Boxer, meanwhile, has been less successful at shaking Fiorina. The three-term incumbent leads former tech CEO Fiorina by 4 points, 48 percent to 44 percent, the same as last week and similar to all four weeks of Fox polling.
Brown may benefit from local issues and personal attacks taking over the campaign.

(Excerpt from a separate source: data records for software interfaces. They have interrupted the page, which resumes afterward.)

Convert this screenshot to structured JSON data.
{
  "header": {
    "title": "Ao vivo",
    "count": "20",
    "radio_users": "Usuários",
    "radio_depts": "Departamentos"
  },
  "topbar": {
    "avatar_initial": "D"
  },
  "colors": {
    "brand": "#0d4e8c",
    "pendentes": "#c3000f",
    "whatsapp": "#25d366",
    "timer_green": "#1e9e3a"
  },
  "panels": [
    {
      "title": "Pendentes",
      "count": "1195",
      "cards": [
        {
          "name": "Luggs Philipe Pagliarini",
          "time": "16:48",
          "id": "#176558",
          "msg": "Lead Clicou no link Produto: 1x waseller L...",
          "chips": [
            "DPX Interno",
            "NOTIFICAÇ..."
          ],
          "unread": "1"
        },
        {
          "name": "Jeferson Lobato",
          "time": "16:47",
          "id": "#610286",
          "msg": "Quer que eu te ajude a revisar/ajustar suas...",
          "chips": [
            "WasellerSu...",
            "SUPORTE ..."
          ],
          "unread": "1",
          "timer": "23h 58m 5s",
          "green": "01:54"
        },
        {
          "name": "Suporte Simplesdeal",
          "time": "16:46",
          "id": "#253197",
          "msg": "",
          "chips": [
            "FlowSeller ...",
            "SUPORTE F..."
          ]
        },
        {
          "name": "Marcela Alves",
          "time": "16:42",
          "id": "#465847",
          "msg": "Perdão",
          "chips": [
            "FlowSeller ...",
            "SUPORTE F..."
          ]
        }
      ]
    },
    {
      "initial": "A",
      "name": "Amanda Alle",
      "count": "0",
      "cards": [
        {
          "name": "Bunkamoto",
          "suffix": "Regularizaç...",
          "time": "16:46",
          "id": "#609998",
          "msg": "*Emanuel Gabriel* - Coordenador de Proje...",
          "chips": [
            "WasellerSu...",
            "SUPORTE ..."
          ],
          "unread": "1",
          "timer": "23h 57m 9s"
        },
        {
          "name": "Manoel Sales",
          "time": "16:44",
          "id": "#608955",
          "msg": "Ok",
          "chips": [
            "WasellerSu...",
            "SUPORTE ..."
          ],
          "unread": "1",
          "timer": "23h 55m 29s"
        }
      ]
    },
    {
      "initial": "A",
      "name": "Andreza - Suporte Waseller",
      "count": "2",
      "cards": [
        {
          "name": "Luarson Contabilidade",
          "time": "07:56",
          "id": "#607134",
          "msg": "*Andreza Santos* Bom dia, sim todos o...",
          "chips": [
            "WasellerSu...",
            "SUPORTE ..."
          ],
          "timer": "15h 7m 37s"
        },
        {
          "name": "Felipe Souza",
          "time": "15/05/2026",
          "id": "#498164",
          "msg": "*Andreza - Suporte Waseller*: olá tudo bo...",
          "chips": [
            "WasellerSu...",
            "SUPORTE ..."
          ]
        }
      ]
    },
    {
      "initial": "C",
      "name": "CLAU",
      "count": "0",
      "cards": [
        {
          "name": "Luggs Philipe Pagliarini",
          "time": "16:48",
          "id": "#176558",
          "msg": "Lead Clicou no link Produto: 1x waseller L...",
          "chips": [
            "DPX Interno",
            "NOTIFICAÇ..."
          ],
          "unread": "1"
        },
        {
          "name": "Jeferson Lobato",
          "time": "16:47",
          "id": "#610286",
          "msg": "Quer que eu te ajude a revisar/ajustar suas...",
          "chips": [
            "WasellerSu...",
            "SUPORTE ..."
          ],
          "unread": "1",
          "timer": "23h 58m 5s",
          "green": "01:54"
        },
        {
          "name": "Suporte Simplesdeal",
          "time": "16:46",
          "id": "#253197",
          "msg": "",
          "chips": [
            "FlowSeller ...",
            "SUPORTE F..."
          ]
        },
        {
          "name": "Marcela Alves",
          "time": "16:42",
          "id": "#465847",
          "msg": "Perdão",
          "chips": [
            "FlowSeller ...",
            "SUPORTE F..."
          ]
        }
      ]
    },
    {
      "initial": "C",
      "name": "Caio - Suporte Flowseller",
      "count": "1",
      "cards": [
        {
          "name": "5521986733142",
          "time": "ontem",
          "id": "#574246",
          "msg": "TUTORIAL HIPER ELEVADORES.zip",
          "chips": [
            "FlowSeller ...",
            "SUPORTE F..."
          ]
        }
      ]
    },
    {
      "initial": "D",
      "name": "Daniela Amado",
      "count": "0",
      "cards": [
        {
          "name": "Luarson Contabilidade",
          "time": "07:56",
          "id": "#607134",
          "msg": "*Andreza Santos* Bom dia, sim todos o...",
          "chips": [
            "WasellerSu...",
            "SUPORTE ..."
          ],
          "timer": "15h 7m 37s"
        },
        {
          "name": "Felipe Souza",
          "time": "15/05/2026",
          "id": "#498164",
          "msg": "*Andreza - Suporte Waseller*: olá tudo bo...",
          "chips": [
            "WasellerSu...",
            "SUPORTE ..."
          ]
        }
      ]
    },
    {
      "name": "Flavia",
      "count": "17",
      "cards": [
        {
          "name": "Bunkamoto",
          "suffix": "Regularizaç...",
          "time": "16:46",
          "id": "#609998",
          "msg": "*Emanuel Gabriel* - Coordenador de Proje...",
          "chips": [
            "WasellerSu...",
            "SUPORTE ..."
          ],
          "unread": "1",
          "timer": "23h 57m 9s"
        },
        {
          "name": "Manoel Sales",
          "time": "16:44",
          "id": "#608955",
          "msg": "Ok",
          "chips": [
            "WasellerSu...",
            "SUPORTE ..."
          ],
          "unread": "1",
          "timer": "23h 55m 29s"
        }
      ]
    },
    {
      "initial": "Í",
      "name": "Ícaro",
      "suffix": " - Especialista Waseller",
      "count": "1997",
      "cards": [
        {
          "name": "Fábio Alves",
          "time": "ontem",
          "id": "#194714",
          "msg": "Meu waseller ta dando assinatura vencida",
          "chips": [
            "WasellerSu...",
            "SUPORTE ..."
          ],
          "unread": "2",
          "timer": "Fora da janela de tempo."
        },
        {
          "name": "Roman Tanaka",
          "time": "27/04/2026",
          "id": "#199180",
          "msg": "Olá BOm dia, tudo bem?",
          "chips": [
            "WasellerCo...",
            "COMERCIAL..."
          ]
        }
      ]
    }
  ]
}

President Obama’s job approval rating in the state remains a lackluster 47 percent and 71 percent of state respondents said that Obama’s policies have hurt or done nothing to help the state’s woeful economy.
While Fiorina may be able to be play on that national-level dissatisfaction because of Boxer’s long incumbency in Washington, Brown has cast himself as a tax-cutter and a reformer while simultaneously highlighting wedge issues like abortion and playing off claims that Whitman knowingly employed an illegal immigrant housekeeper.
It also seems revelations that Brown tolerated Whitman being called a “whore” at a campaign meeting have done little damage. The attorney general and former governor led Whitman among women 53 percent to 39 percent.
Wrestling Attacks Pay Off for Blumenthal
Republican hopes of an upset win in Connecticut’s Senate race are fading, with the party’s unlikely hope for taking over the Senate are fading along with them.
Just two weeks ago, McMahon had drawn within 6 points of the state’s longtime attorney general. But Blumenthal’s campaign and allied outside groups like Planned Parenthood have kept up a steady barrage of negative ads focused on World
Wrestling Entertainment, the business McMahon built with her husband, Vince.
An indication of how the wrestling focus of the Blumenthal campaign is paying off, Republican Tom Foley’s bid for governor against former Stamford Mayor Dan Malloy actually gained ground in the same period.
Foley, a former envoy to Iraq and ambassador to Ireland under President George W. Bush, now trails Malloy by 3 points, 47 percent to 44 percent. On Oct. 2, Foley trailed by 6 points. On Oct. 9, Foley trailed by 4 points.
McMahon is also not benefiting from the same anti-Democratic wave that is washing over the rest of the nation. Connecticut voters gave president Obama a 48 percent job approval rating, the highest in this week’s surveys.